As mentioned, Don King Boxing is a first-person boxing game, and primarily utilises the touchscreen for all your punching antics. The D-Pad controls your movement, holding L allows you to block and dodge, and various swipes and presses on the touchscreen allow you to pull off different jabs, straights and uppercuts. The game divides the touchscreen into four quadrants, allowing you to aim your attacks at your opponent quite effectively. It's a little overwhelming when you first start off, but once you realise that the secret to successful combos is in the rhythm of your punches, you'll find it easy to cut a swathe through the roster of boxers that are thrown at you. There's only a basic array of moves for you to pull off, but it's still quite an enjoyable system.
You'll also build up an adrenaline bar as you fight better, which allows you to pull off 'power combos' - prompted quicktime events which see you touching arrows and closing circles in a minigame similar to Elite Beat Agents. Following these directions successfully will land a powerful combo, and will also leave your opponent dazed for a little longer so you can punch away some more. Conversely, when you're knocked out, the screen fills with blood, and you have to wipe away the blood with your stylus before you're counted out. It's an inventive mechanic, although it is quite easy to complete in the time limit. The only kink we didn't like in the fighting system was the fact that it can be a little difficult to build up a sense of fluidity. It's perhaps the inherent evil in trading in dual analogue control for the touchscreen, but you'll often find that your flurries of punches are rather stop-start than a smooth flow of moving like a butterfly and stinging like a bee.

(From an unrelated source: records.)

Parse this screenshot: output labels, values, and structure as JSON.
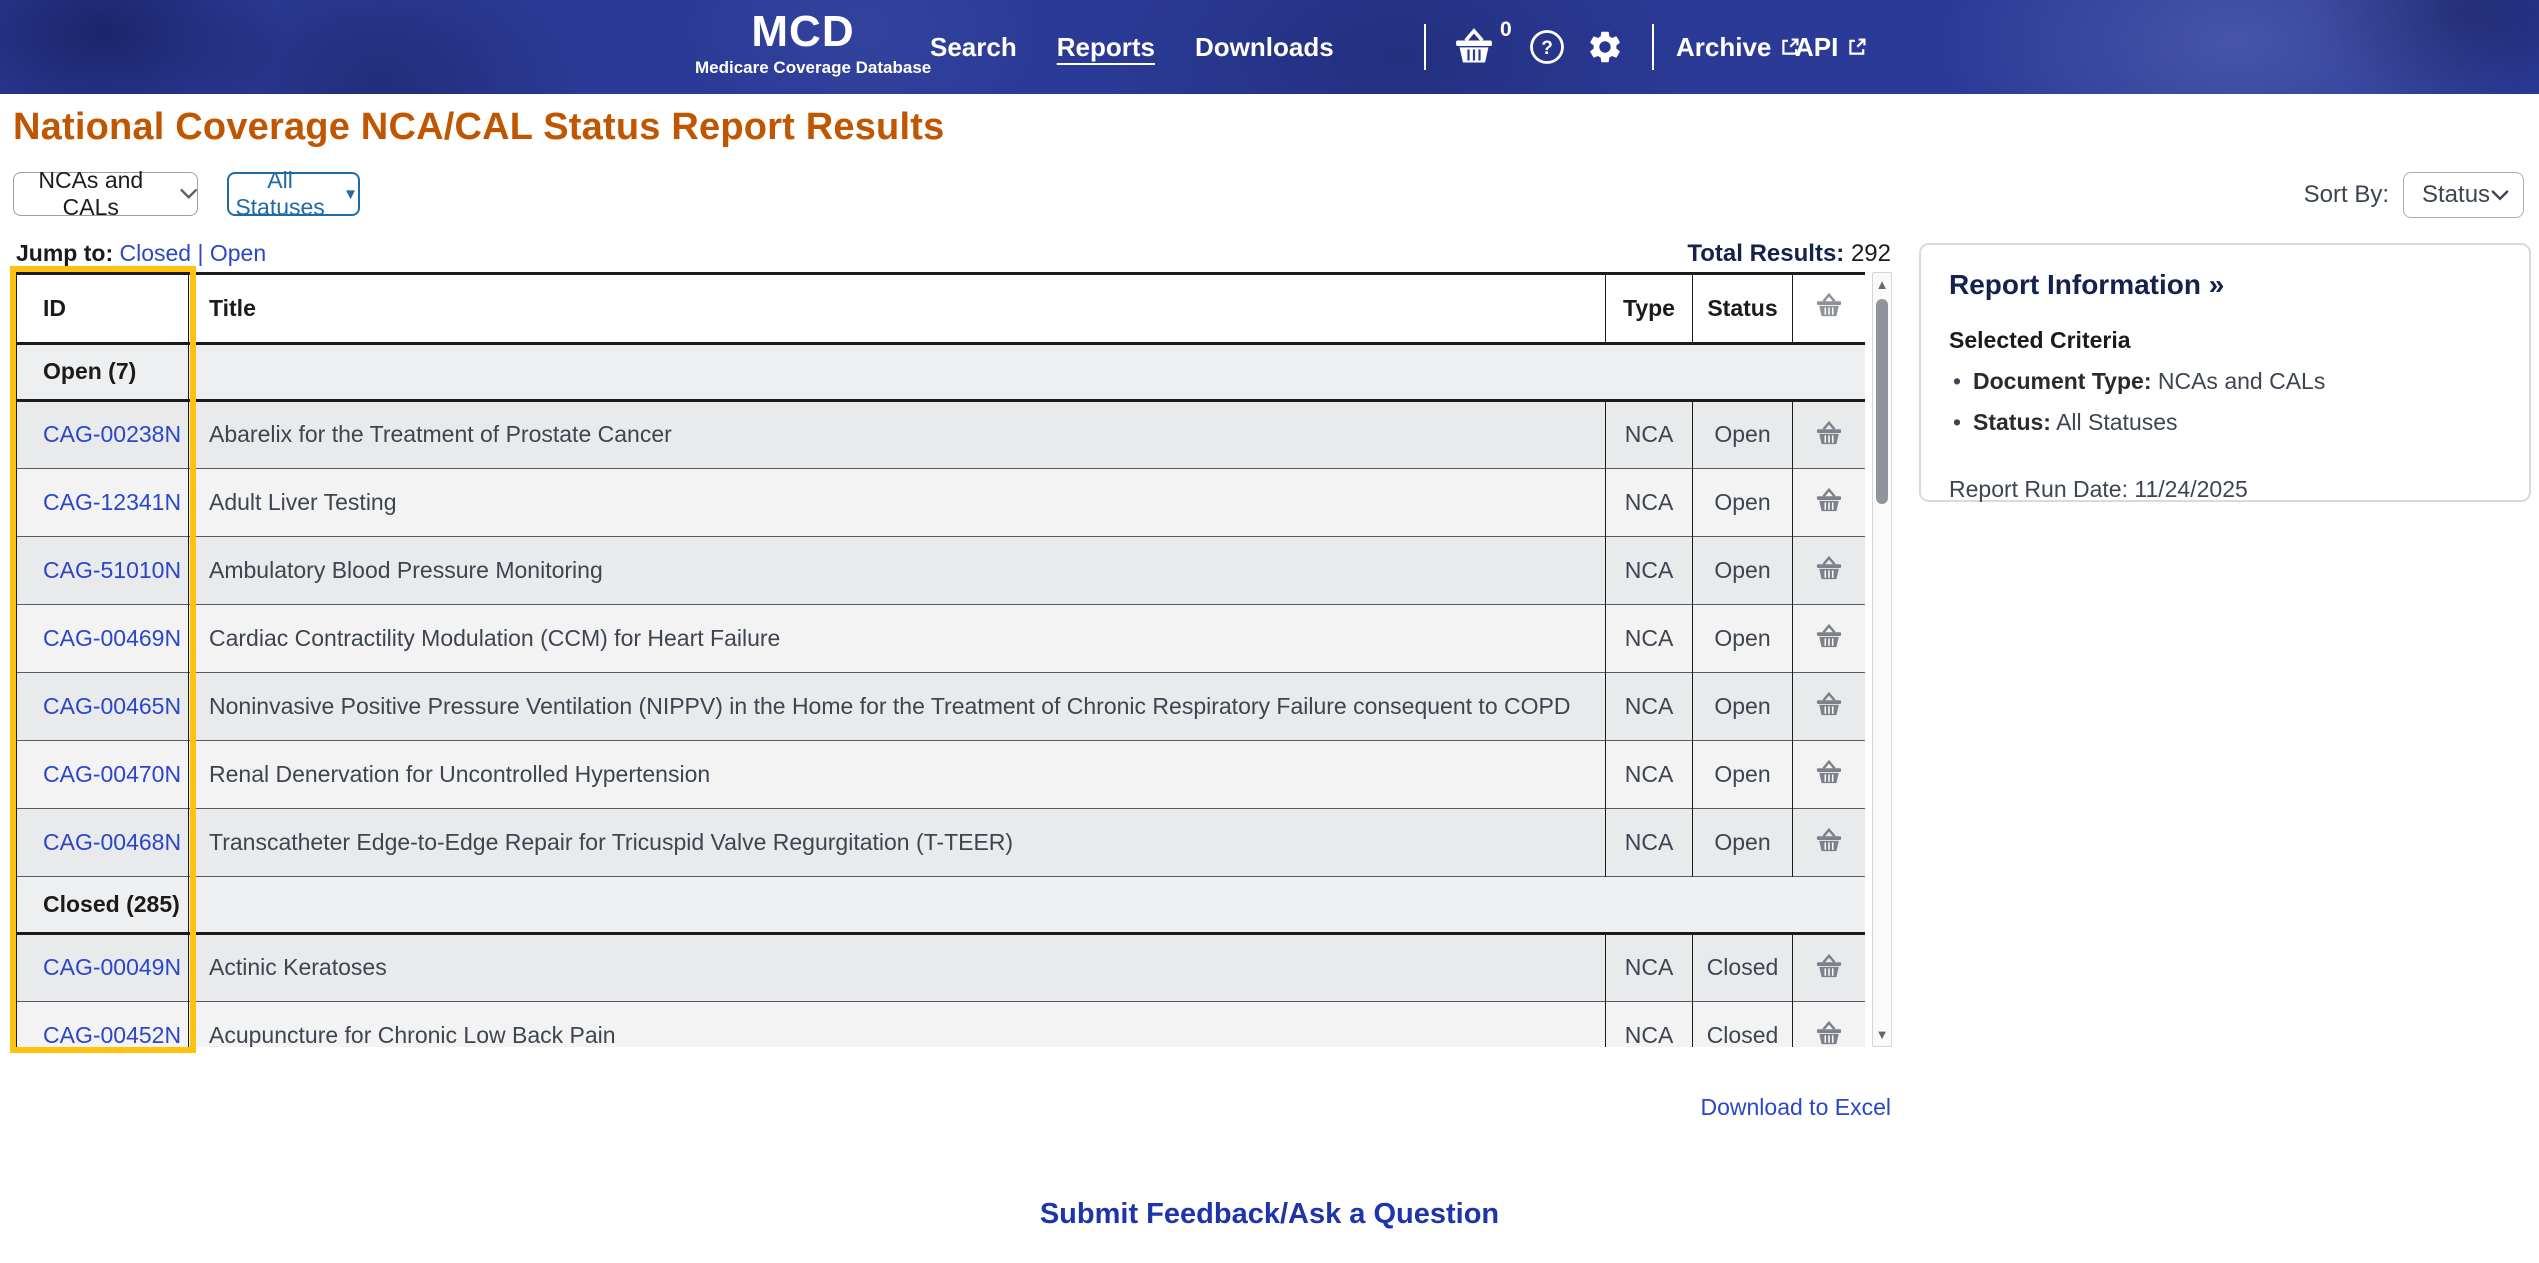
{
  "navbar": {
    "logo_title": "MCD",
    "logo_subtitle": "Medicare Coverage Database",
    "links": [
      {
        "label": "Search",
        "active": false
      },
      {
        "label": "Reports",
        "active": true
      },
      {
        "label": "Downloads",
        "active": false
      }
    ],
    "basket_count": "0",
    "icons": [
      "basket-icon",
      "help-icon",
      "gear-icon"
    ],
    "external_links": [
      {
        "label": "Archive",
        "icon": "external-link-icon"
      },
      {
        "label": "API",
        "icon": "external-link-icon"
      }
    ]
  },
  "page": {
    "title": "National Coverage NCA/CAL Status Report Results",
    "doc_type_filter_label": "NCAs and CALs",
    "status_filter_label": "All Statuses",
    "sort_by_label": "Sort By:",
    "sort_by_value": "Status",
    "jump_to_label": "Jump to:",
    "jump_links": [
      "Closed",
      "Open"
    ],
    "jump_separator": "|",
    "total_results_label": "Total Results:",
    "total_results_value": " 292",
    "download_link_label": "Download to Excel",
    "feedback_link_label": "Submit Feedback/Ask a Question"
  },
  "table": {
    "headers": {
      "id": "ID",
      "title": "Title",
      "type": "Type",
      "status": "Status",
      "basket": "basket-icon"
    },
    "groups": [
      {
        "label": "Open (7)",
        "rows": [
          {
            "id": "CAG-00238N",
            "title": "Abarelix for the Treatment of Prostate Cancer",
            "type": "NCA",
            "status": "Open"
          },
          {
            "id": "CAG-12341N",
            "title": "Adult Liver Testing",
            "type": "NCA",
            "status": "Open"
          },
          {
            "id": "CAG-51010N",
            "title": "Ambulatory Blood Pressure Monitoring",
            "type": "NCA",
            "status": "Open"
          },
          {
            "id": "CAG-00469N",
            "title": "Cardiac Contractility Modulation (CCM) for Heart Failure",
            "type": "NCA",
            "status": "Open"
          },
          {
            "id": "CAG-00465N",
            "title": "Noninvasive Positive Pressure Ventilation (NIPPV) in the Home for the Treatment of Chronic Respiratory Failure consequent to COPD",
            "type": "NCA",
            "status": "Open"
          },
          {
            "id": "CAG-00470N",
            "title": "Renal Denervation for Uncontrolled Hypertension",
            "type": "NCA",
            "status": "Open"
          },
          {
            "id": "CAG-00468N",
            "title": "Transcatheter Edge-to-Edge Repair for Tricuspid Valve Regurgitation (T-TEER)",
            "type": "NCA",
            "status": "Open"
          }
        ]
      },
      {
        "label": "Closed (285)",
        "rows": [
          {
            "id": "CAG-00049N",
            "title": "Actinic Keratoses",
            "type": "NCA",
            "status": "Closed"
          },
          {
            "id": "CAG-00452N",
            "title": "Acupuncture for Chronic Low Back Pain",
            "type": "NCA",
            "status": "Closed"
          }
        ]
      }
    ]
  },
  "report_info": {
    "heading": "Report Information »",
    "criteria_heading": "Selected Criteria",
    "criteria": [
      {
        "label": "Document Type:",
        "value": " NCAs and CALs"
      },
      {
        "label": "Status:",
        "value": " All Statuses"
      }
    ],
    "run_date": "Report Run Date: 11/24/2025"
  },
  "colors": {
    "navbar_blue": "#2b3a96",
    "title_orange": "#c05600",
    "link_blue": "#2b46c8",
    "filter_blue": "#216ba5",
    "focus_gold": "#ffc20e",
    "feedback_blue": "#1e34aa",
    "row_dark": "#e9eaec",
    "row_light": "#f3f3f4"
  }
}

Within career mode you'll also find a 'Classic Fight' mode, that lets you compete with some of the legends of boxing. Beating them results in unlocking that fighter for exhibition matches, as well as the venue you fought in. Since you can't customise your boxer's style, you can level up his stats, which include stamina, dexterity, agility and strength. You do this through four minigames in a training mode, which feature Jump Rope, Heavy Bag, Focus Mitts and Speed Bag. They're all fun if you're looking for a rest from the endless matches. Multi-card multiplayer is also offered, but unfortunately no single-card or online play is on the table. The multiplayer works well, although the way power combos are handled is a little unfair, as you're just provided with a 'warning' screen moments before you're dazed and pummelled by your opponent.
Don King Boxing offers a solid boxing experience on the DS. For the first title in a new franchise, it does a lot of things right, namely the actual gameplay and career mode. There's a noticeable lack of customisation options, not a huge deal of depth to your fighter's style, the presentation isn't all there, and the slowdown does hurt the game in the end. But if you've been hunting for a portable boxing game that offers great first-person controls and a decent career to work through, Don King Boxing has got the right amount of spirit, and the right amount of guts.